WHAT THIS TASK INVOLVES
Every line holding the string "Διαφορών" is to be copied from the entries below.

++++++++++++++++++++

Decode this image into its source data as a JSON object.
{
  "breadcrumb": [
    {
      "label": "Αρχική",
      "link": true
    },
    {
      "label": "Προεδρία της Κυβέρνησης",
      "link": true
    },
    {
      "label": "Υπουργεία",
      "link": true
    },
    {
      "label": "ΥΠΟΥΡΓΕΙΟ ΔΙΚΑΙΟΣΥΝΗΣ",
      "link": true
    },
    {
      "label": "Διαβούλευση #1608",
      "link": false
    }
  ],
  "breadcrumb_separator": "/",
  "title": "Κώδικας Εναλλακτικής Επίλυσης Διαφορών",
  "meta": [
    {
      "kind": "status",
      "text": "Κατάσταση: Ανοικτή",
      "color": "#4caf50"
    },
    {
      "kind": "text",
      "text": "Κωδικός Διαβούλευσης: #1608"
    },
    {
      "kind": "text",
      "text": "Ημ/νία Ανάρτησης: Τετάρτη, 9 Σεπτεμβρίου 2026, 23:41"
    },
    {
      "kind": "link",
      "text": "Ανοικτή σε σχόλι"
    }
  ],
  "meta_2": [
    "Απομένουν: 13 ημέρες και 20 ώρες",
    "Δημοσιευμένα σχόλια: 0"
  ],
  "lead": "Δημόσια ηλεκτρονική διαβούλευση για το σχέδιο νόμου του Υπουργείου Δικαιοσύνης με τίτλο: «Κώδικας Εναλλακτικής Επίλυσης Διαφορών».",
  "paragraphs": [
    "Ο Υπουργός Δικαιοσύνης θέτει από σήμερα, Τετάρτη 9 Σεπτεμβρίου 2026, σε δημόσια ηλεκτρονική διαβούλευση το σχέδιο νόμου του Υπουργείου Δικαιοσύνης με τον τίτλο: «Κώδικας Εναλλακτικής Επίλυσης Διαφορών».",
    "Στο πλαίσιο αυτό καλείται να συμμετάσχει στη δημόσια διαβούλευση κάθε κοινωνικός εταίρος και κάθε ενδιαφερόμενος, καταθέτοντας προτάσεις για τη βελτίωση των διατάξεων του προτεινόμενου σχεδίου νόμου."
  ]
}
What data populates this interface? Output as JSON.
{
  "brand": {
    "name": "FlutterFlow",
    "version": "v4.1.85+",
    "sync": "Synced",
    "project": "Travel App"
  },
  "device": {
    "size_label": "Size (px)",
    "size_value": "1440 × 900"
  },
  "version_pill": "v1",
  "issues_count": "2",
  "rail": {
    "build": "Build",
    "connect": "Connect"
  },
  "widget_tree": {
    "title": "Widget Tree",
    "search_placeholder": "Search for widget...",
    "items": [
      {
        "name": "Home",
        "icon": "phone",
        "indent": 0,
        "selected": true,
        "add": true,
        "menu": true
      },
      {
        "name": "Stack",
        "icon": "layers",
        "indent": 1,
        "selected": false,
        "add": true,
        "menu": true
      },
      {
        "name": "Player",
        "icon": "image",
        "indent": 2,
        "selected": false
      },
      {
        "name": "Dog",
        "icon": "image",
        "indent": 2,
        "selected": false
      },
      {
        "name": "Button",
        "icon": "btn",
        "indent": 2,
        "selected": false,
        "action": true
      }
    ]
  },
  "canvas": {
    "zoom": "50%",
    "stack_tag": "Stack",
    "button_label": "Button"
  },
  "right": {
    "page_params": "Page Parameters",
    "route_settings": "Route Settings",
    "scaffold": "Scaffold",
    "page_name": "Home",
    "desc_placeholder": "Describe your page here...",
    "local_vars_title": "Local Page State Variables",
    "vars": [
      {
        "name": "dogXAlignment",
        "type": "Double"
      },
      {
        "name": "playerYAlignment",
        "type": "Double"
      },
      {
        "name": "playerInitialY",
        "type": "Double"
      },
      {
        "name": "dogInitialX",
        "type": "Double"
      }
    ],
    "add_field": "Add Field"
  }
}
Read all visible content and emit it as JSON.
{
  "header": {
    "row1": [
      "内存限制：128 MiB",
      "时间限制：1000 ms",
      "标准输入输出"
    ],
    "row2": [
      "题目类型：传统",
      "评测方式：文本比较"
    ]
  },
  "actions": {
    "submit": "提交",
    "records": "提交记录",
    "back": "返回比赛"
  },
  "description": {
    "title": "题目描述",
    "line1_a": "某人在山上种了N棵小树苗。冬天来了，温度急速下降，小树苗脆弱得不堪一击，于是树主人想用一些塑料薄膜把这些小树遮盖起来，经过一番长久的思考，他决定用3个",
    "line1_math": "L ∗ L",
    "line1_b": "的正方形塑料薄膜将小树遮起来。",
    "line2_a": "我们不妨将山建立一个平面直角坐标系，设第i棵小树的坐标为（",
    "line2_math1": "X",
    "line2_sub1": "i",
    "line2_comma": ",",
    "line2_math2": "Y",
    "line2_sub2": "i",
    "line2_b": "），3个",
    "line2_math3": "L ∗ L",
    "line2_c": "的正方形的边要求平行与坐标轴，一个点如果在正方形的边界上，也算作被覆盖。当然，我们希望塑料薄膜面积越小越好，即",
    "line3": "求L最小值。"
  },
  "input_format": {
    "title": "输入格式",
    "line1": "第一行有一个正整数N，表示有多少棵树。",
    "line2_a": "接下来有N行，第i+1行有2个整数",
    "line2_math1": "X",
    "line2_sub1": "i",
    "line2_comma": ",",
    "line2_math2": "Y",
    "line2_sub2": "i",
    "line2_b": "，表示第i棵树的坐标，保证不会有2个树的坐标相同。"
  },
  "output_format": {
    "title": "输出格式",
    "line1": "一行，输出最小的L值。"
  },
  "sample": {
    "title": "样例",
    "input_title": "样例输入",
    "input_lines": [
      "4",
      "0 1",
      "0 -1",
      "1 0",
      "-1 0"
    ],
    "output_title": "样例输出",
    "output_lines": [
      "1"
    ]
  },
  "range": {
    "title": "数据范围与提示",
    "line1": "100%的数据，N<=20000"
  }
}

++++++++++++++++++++

WRITTEN SOLUTION
  "title": "Κώδικας Εναλλακτικής Επίλυσης Διαφορών",
  "lead": "Δημόσια ηλεκτρονική διαβούλευση για το σχέδιο νόμου του Υπουργείου Δικαιοσύνης με τίτλο: «Κώδικας Εναλλακτικής Επίλυσης Διαφορών».",
    "Ο Υπουργός Δικαιοσύνης θέτει από σήμερα, Τετάρτη 9 Σεπτεμβρίου 2026, σε δημόσια ηλεκτρονική διαβούλευση το σχέδιο νόμου του Υπουργείου Δικαιοσύνης με τον τίτλο: «Κώδικας Εναλλακτικής Επίλυσης Διαφορών».",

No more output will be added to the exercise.